How about making a device that doesn’t fit into only one slot, but both (DS Phat and Lite only); a whole new legal case might be needed to then include these, as each individual component might not entirely allow all the required clauses to be confirmed. Or a device that allows programs to be run, but not data to be copied; really little use for playing backup games. Or a device that doesn’t do one of the required things in the judgement; i.e. contain the NLDF, etc. For example, a GBA slot device that stores backup game files, which can be legal to create, with a flashed DS to enable play. These was the original route prior to the more convenient Slot 1 devices. These GBA devices also had the purpose of allowing MP3 files etc to be played, so weren’t primarily for game copying, and didn’t need the NLDF files.

Flashing devices could be provided free (no commercial purposes) to enable these other devices to then allow game copies. Also, it would be interesting to see if there were issues related to an individual consumer being prevented from making backups, which they have a legal right to do…

Hey, if the defendant hadn’t actually been selling these devices, but giving them away… Who’s up for predicting how quickly some bright spark putting up all the schematics, etc, and a “how to” to build your own R4 card for free – i.e. not for commercial purposes –  now that they cannot legally be sold. Both approaches could, ironically, get round the judgement.

The ultimate effect of this judgement will be almost negligible for determined tech-savvy users, but will reduce dramatically the “casual” copier, and probably provide a very small increase in purchased games. This is probably the best effect, really, as I don’t want piracy any more than anyone in the Industry. Those that know how to flash their DSs are more likely to be the ones who are genuinely interested in hacking and homebrew. Interesting to note, though, that I know quite a few professional game developers who have these devices. And not all of them are as stringent as I in not having illegal roms installed.

WHY you do something is WHY you succeed.

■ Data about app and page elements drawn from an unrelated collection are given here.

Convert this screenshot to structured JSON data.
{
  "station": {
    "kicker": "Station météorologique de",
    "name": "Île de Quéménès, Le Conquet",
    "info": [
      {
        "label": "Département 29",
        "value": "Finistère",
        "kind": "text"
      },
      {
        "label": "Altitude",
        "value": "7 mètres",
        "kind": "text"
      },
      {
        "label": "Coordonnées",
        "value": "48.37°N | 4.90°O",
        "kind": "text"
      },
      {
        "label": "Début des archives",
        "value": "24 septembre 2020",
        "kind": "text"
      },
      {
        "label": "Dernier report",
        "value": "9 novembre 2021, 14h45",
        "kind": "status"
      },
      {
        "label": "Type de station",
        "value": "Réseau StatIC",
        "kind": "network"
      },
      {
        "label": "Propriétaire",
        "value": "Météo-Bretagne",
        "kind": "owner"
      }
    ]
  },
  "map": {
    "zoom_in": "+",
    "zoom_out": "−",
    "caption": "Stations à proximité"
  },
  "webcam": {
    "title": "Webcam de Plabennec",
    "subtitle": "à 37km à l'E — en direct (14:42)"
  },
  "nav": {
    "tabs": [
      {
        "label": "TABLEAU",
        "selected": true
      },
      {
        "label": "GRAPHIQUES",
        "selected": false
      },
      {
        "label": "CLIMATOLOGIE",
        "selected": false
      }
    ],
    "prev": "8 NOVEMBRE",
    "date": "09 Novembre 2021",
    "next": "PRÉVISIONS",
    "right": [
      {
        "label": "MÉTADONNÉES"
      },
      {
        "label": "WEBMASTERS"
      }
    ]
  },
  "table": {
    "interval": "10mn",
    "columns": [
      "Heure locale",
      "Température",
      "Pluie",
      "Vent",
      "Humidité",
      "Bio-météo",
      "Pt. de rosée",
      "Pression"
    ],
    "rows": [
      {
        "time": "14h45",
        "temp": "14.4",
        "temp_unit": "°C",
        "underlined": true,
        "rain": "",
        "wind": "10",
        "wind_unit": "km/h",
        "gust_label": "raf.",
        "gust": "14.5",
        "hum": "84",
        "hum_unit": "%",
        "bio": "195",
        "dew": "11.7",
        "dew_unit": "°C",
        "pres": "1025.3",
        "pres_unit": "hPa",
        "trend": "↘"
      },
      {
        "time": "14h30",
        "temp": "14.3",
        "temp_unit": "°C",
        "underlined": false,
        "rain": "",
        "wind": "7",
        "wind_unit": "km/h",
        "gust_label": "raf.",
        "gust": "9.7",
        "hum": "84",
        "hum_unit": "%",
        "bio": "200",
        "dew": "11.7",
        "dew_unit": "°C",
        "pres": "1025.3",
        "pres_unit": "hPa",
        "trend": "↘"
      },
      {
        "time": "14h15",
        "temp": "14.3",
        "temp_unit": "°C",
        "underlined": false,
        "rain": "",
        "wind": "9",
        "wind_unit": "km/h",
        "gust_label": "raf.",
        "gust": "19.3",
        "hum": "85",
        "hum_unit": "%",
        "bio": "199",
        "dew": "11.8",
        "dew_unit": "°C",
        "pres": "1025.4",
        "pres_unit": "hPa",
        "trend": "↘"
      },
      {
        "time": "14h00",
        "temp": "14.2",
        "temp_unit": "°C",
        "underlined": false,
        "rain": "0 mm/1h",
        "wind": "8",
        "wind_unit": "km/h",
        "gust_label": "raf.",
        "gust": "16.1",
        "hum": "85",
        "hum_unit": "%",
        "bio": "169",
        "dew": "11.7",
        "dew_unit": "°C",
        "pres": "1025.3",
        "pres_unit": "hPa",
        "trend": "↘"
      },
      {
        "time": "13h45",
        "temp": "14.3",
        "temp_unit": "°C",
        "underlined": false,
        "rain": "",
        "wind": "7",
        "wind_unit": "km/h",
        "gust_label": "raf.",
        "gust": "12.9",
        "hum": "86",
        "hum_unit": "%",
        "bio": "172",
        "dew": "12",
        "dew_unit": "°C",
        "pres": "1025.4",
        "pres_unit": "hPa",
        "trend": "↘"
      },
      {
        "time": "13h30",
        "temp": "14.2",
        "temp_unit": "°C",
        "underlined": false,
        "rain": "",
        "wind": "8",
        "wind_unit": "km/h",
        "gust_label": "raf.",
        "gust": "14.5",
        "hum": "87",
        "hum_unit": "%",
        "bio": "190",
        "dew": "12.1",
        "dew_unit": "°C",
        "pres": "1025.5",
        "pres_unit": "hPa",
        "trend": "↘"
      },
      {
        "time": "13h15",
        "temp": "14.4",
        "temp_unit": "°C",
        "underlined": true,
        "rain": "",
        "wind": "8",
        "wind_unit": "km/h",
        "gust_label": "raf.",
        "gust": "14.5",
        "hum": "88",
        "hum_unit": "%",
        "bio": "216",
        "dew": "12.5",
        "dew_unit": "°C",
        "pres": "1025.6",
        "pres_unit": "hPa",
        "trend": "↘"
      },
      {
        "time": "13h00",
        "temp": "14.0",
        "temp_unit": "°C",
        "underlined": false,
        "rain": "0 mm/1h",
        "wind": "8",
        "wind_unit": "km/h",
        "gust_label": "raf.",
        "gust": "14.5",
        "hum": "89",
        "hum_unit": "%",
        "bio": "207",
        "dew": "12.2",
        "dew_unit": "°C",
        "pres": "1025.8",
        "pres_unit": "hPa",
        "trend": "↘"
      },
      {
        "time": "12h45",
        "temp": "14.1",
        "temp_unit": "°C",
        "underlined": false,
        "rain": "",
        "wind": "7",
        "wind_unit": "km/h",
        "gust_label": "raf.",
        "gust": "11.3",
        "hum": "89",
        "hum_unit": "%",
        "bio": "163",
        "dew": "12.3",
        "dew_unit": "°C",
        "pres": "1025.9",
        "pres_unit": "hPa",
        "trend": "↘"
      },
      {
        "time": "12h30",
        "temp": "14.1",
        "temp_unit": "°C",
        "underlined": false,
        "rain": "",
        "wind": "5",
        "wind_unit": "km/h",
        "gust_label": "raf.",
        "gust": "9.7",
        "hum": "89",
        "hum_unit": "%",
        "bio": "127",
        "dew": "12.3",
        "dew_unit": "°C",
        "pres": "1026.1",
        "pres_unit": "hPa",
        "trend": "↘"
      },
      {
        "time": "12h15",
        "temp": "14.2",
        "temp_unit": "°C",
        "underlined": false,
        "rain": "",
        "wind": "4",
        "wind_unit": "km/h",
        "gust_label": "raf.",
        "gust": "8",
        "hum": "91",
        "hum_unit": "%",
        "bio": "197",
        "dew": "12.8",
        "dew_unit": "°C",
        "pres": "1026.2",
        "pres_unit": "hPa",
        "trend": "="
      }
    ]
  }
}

This article is quite short, but touches on possibly an obvious truth once stated that why you do something is why you succeed. Something that I feel I’ve taken for granted until now. am I alone, I wonder.

Well worth checking the TEDx video link half way down. 🙂